Deadlines loom, phones ring, e-mail goes unanswered and what are you doing with your time? Going to meetings! Oh, what fun, you think, coffee mug in hand, ready to watch the second hand move ever so slowly across the face of the clock like a kid waiting for the bell to ring on the last day of school.
The fact is, you spend way too much time in meetings, and they drain away a tremendous chunk of your life. Respondents to a Microsoft survey a couple years back said they spent 5.6 hours each week in meetings, and 71 percent of them thought the meetings weren’t productive.
If you truly want to know how much time – and money – trickles away while you try to stay awake at a conference table, check out http://tobytripp.github.com/meeting-ticker/. Plug in the number of attendees, an hourly rate that includes salaries and facility rental, and calculate the financial waste, second by second.
Though we hate to admit it, meetings are sometimes necessary and can be productive.
The trick, then, is keeping them on track. Here are a few ideas on how to do that:
1. Set a time limit. Everybody has something else to do, and having a confab drag on is usually not on that list. Start on time, finish on time, and if you don’t get it all done, follow-up e-mails or calls may accomplish the task.
2. Know why you’re there. Distribute an agenda or outline in advance. Be open to adding items to the agenda offered up by those attending the meeting, if they are pertinent to the task at hand.
3. Come prepared. This goes for those leading the meeting, and those attending it. Review the documents, bring the proposal, whatever it takes. No one wants to stare at you while you rifle through your briefcase, looking for what you need.
4. Speak up. Make a suggestion or offer to do some research before asking for bid proposals. The meeting will be less of a drag – and go faster – if you feel engaged.
Meetings aren’t fun, and they take up a lot of our time, but they will always be with us, so you might as well do what you can to make them short, sweet and bearable.
My employees are hard at work
Ah, the hum of creativity. Employees hunched over keyboards, phones cradled to their ears, the tap-tap of keyboards and mouse clicks. As a supervisor, you have never seen such a productive bunch!
Except, it’s the Monday after Thanksgiving. Closer inspection reveals those computer screens are awash in online retail catalogues, and those phone calls are with customer service reps who actually are busy at work, taking orders for cashmere sweaters and the latest Elmo doll.
Welcome to Cyber Monday, the Monday after Thanksgiving weekend. The sluggish post-feast feeling has long worn off, the mall holds no appeal whatsoever, and online retail sales are going through the roof – mostly while folks are at work.
A CareerBuilder.com survey last year revealed that 43 percent of the people who planned to shop online would spend more than an hour doing so while at work. The busiest time for online shopping is noon to 4 p.m., according to Richard Feinberg, a researcher with the Purdue Retail Institute. That’s right smack dab in the middle of the workday.

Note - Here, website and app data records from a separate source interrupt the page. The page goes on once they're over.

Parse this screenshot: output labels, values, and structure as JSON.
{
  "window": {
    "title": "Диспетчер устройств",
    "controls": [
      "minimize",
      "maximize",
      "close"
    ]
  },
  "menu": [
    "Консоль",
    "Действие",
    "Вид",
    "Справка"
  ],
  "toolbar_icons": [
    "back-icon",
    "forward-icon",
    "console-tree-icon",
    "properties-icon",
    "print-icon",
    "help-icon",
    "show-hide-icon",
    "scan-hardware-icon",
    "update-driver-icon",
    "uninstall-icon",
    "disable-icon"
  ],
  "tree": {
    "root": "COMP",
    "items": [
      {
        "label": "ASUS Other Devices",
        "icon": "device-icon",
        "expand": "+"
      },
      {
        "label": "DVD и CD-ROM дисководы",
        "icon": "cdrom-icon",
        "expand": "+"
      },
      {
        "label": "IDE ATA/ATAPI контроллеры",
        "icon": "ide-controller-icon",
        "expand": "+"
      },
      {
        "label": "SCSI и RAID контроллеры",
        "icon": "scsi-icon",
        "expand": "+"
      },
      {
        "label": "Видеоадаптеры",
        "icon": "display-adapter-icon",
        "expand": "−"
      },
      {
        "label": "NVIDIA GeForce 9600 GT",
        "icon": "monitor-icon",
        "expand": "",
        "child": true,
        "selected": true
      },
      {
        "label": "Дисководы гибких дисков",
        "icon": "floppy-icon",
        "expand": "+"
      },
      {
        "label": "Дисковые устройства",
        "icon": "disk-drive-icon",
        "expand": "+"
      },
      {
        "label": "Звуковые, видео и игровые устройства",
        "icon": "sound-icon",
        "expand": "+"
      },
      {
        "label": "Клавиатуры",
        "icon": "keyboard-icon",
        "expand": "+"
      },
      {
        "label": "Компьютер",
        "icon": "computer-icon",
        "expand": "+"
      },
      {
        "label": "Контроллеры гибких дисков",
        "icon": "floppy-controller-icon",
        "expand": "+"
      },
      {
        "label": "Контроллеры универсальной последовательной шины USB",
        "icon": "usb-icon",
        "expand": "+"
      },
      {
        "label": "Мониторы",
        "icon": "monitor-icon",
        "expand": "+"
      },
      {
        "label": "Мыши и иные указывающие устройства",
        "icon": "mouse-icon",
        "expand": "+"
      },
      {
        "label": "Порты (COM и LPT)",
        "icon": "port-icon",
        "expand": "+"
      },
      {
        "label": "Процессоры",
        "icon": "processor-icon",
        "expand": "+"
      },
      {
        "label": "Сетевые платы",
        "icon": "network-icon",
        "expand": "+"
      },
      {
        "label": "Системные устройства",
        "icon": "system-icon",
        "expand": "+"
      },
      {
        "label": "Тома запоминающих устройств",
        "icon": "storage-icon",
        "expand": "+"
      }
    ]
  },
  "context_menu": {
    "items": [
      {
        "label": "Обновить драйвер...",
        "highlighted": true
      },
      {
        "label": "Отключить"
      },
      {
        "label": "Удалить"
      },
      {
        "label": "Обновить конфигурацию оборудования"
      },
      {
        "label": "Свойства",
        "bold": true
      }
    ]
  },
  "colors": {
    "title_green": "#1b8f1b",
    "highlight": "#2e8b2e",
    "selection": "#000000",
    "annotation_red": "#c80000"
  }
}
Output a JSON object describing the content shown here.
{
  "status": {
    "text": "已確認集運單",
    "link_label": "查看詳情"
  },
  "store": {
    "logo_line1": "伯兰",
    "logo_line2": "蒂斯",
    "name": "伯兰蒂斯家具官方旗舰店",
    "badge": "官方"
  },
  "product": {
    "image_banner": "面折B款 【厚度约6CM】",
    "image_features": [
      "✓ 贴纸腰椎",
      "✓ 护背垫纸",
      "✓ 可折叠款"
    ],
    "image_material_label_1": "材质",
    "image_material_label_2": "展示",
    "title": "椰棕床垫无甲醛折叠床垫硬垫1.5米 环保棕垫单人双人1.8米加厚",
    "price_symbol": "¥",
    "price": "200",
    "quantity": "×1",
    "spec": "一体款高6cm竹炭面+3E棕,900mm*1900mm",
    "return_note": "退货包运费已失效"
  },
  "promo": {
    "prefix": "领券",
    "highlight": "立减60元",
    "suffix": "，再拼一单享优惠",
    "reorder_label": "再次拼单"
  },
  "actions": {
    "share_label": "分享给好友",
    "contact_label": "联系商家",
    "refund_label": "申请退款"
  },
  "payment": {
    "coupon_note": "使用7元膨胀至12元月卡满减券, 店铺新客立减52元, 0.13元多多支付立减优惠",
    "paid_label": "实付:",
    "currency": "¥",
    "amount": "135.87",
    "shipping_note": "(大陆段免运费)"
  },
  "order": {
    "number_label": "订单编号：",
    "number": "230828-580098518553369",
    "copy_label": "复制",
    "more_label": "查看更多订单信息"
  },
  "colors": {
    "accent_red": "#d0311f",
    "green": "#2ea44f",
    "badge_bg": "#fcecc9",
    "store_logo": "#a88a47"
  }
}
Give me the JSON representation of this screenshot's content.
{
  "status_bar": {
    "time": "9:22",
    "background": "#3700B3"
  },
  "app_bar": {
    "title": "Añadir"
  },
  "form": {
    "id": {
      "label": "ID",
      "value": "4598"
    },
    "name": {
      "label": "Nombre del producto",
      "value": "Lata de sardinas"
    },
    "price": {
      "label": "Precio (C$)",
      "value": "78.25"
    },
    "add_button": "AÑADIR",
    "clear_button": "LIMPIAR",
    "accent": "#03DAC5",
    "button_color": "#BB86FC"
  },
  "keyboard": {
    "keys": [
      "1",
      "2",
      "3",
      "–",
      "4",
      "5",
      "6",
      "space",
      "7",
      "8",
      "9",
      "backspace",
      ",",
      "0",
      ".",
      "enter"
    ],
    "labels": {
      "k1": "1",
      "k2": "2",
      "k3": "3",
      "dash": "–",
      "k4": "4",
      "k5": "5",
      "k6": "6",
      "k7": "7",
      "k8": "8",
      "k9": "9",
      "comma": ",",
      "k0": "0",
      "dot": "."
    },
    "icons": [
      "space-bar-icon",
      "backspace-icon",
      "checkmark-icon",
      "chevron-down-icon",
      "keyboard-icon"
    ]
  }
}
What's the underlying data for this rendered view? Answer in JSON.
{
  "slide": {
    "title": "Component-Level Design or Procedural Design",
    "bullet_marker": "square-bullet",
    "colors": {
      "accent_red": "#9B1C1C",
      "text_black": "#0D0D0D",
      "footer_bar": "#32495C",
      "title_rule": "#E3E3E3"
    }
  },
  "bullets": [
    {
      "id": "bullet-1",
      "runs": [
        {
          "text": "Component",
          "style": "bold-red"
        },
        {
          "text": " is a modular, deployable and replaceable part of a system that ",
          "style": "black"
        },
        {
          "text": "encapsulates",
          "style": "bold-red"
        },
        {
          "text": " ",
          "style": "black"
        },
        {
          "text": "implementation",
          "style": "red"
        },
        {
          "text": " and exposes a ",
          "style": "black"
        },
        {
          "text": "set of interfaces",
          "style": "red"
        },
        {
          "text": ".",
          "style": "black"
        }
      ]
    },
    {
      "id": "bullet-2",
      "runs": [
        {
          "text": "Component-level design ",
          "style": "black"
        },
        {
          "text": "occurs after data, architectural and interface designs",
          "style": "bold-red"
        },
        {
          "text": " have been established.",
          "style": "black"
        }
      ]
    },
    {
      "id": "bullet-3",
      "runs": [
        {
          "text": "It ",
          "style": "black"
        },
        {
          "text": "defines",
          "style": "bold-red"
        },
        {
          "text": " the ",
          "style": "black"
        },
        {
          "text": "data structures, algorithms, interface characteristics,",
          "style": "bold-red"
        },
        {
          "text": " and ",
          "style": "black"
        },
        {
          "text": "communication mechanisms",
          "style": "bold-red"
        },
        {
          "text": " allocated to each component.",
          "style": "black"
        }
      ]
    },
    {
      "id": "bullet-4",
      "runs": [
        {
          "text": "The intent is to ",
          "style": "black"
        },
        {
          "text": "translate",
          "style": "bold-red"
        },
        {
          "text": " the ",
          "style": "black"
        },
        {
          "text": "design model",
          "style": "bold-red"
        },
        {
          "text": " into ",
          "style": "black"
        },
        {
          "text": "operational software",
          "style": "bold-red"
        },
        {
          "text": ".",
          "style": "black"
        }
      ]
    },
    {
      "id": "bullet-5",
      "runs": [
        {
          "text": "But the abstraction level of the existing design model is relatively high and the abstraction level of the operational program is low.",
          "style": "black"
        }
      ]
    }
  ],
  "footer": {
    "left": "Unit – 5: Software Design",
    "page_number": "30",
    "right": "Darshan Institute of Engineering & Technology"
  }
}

Obviously, there are all sorts of distractions during the holidays, and it’s not just online shopping. And, the Internet offers boundless opportunities for abuse during work all year long, from personal e-mails to social networking sites. The CareerBuilder.com survey notes 61 percent of workers use the Internet for non-work related research and activities while they are at work. This comes at a time when many businesses have smaller staffs, and supervisors want to see their employees spend their workdays actually working.
The key to keeping everyone on track, all year long? Communicating about expectations and setting limits.
Acknowledge employees don’t have their noses to the grindstone all day, every day, and plan around it. Maybe let them shop online during lunch hour, or for brief periods before and after the actual workday – and off the clock.
And, set a good example. No one respects a supervisor who tells them not to shop from work during the holidays, while perusing the Internet for the perfect gift for Great Aunt Mildred.
How do you measure the cost of wasted time or resources?
Information on Free HR Webinars
Success Trek partner, Preventive HR, offers a free Webinar. The title for November is "Recruit and Retain the Very Best Employees."
To receive notification of the date and registration, go to www.hrsentry.com and provide your email address. You will also be notified of future free webinars. These webinars are provided by HRSentry which Preventive HR offers through an alliance.
Preventive HR is dedicated to providing its clients with tools and resources to help them efficiently and effectively manage their organizations. Preventive HR has teamed with HR Made Simple to create a free webinar series that will address various Human Resource topics.